> WORK TASK: Here is a block of records. Copy every line in it that includes "Columns".

> RECORDS FOR THIS TASK:

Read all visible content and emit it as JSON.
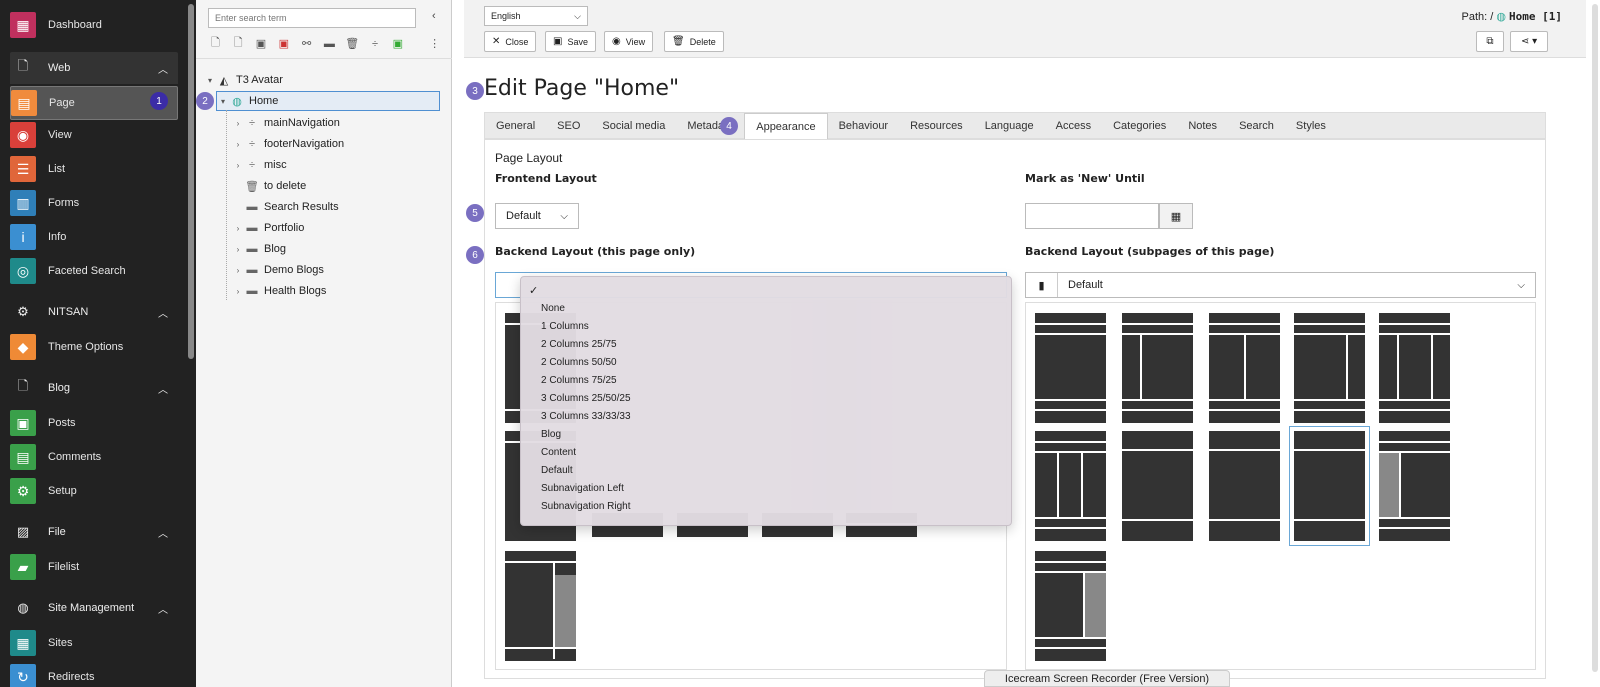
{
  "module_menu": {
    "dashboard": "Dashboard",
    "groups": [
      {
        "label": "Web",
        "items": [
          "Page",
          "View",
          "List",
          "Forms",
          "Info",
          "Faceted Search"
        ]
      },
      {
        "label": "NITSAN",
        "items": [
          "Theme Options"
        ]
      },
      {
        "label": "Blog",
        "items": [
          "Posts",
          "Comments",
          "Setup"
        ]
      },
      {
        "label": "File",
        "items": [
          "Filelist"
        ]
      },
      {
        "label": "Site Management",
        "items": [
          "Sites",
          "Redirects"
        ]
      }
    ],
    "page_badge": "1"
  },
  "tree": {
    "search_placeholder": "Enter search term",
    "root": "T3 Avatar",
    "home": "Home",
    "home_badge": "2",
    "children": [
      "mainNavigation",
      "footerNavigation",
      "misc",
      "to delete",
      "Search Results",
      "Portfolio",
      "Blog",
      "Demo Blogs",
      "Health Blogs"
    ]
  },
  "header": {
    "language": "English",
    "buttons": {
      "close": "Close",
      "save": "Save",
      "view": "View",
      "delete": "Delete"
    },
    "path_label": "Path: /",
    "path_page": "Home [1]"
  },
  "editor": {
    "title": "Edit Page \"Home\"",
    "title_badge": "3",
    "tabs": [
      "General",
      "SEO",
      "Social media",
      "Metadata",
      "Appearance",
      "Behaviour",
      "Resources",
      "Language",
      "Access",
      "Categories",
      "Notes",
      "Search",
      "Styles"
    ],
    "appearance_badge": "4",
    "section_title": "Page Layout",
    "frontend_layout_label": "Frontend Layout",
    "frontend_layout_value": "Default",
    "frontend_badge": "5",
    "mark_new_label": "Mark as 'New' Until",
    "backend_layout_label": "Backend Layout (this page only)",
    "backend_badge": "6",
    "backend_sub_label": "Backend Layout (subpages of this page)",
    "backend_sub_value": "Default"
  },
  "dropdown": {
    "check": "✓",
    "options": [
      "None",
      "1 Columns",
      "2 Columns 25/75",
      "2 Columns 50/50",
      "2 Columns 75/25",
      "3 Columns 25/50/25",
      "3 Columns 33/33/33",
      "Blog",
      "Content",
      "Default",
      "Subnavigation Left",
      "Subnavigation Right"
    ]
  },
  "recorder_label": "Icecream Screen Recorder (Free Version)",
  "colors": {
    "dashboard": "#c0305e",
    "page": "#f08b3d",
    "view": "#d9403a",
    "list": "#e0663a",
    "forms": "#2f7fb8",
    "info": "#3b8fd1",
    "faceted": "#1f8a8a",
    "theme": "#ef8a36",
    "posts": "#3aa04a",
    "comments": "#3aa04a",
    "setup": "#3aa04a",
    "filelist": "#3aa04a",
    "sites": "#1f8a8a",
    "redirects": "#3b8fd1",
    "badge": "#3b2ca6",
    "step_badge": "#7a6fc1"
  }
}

> WRITTEN ANSWER:
      "1 Columns",
      "2 Columns 25/75",
      "2 Columns 50/50",
      "2 Columns 75/25",
      "3 Columns 25/50/25",
      "3 Columns 33/33/33",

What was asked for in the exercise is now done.